At Saturday’s human rights rally, my friend Joe Berns spoke stirringly and concisely about the need to teach children empathy so they will not dehumanize others or commit or tolerate human rights abuses.
Donald Trump’s resistance to empathy is at the core of our nation’s current authoritarian madness. Author Dave Eggers notes the long list of musicians, writers, and other artists whom Presidents Kennedy, Reagan, Bush, and Obama hosted and celebrated and compares that with Trump’s treatment of artists as enemies hogging his spotlight. Eggers ties that antipathy to the arts as a sign of Trump’s failure of empathy:
This White House has been, and is likely to remain, home to the first presidency in American history that is almost completely devoid of culture. In the 17 months that Donald Trump has been in office, he has hosted only a few artists of any kind. One was the gun fetishist Ted Nugent. Another was Kid Rock. They went together (and with Sarah Palin). Neither performed.
…Admittedly, at a time when Mr. Trump’s policies have forcibly separated children from their asylum-seeking parents — taking the most vulnerable children from the most vulnerable adults — the White House’s attitude toward the arts seems relatively unimportant. But with art comes empathy. It allows us to look through someone else’s eyes and know their strivings and struggles. It expands the moral imagination and makes it impossible to accept the dehumanization of others. When we are without art, we are a diminished people — myopic, unlearned and cruel [Dave Eggers, “A Cultural Vacuum in Trump’s White House,” New York Times, 2018.06.29].
Arts advocates should keep that in mind when we join our next battle with a state government that thinks high school and college should be all welding and banking classes.

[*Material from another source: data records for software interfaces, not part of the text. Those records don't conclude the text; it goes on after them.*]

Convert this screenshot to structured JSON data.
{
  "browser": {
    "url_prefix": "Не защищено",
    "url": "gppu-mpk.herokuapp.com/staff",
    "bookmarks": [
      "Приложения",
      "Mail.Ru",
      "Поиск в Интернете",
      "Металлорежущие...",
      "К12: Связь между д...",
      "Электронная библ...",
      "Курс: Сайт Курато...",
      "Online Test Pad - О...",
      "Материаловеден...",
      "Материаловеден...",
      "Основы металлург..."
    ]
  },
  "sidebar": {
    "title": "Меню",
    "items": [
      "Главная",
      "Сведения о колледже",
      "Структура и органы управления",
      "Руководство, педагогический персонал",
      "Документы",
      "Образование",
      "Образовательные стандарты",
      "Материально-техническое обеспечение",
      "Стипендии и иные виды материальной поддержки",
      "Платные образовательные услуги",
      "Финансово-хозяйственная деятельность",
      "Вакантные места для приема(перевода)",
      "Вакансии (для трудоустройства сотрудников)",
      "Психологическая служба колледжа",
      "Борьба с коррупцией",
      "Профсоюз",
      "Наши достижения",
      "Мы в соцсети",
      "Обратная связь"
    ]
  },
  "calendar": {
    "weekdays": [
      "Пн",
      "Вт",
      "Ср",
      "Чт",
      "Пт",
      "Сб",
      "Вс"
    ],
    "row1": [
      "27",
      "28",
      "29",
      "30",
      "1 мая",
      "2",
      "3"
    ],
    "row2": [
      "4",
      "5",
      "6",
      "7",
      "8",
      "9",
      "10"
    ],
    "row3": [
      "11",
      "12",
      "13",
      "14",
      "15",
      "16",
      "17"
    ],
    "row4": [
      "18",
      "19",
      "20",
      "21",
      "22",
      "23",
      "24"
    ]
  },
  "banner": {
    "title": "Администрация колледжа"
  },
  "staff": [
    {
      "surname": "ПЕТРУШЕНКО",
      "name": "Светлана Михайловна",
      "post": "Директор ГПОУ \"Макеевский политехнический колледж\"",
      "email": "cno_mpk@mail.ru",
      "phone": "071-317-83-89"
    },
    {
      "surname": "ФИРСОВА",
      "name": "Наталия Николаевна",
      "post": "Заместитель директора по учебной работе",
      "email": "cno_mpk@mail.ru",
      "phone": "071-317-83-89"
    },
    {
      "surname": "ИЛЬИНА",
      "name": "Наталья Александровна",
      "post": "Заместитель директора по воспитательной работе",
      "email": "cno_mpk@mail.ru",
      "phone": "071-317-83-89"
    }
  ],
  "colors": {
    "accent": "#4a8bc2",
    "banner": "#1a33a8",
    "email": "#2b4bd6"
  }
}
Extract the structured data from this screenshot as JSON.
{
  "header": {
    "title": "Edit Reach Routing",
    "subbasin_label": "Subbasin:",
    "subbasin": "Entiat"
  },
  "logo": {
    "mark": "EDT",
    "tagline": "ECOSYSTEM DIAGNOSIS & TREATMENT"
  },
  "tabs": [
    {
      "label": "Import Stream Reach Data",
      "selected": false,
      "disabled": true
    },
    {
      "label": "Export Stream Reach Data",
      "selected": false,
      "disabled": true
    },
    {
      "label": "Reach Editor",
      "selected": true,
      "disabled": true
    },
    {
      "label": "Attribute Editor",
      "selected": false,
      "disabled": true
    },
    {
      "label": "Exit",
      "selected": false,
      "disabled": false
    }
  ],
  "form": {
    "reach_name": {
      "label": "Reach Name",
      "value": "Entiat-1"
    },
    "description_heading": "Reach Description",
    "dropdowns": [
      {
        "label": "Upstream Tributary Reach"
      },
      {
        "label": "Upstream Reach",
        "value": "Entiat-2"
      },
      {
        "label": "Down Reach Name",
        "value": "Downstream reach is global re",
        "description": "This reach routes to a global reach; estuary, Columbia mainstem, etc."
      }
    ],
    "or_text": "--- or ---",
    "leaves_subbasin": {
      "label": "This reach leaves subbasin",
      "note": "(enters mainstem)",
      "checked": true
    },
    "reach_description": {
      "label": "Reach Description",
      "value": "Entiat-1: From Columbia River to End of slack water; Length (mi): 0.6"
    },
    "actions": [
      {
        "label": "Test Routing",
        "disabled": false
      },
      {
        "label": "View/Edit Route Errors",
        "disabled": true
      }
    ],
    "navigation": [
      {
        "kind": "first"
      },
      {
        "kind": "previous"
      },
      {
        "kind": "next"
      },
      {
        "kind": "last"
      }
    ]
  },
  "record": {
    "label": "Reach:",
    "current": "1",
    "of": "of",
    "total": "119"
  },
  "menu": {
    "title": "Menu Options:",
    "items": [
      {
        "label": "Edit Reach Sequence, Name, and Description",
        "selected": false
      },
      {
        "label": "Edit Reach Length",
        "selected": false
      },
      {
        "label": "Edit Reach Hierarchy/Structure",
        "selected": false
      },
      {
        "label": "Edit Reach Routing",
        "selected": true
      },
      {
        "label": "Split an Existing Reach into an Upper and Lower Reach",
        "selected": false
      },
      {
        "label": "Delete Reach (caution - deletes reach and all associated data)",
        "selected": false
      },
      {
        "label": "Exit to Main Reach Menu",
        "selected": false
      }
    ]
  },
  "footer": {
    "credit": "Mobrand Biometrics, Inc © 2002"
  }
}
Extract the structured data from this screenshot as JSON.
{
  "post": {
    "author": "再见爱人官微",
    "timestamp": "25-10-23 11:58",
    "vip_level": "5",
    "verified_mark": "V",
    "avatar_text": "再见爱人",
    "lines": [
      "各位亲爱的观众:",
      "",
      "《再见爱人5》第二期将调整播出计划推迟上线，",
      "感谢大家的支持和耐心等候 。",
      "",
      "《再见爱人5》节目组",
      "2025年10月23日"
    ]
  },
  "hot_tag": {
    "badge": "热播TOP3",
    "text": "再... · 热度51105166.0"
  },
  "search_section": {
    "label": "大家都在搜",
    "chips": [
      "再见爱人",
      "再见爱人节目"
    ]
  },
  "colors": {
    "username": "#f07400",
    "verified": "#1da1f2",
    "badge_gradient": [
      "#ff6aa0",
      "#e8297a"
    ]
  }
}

And we should keep that in mind when we vote: people like Trump who disdain the arts, who have no aesthetic sense beyond stamping their name and face in gold on everything, should not be trusted to make public policy, which requires and understanding and feeling for other human beings.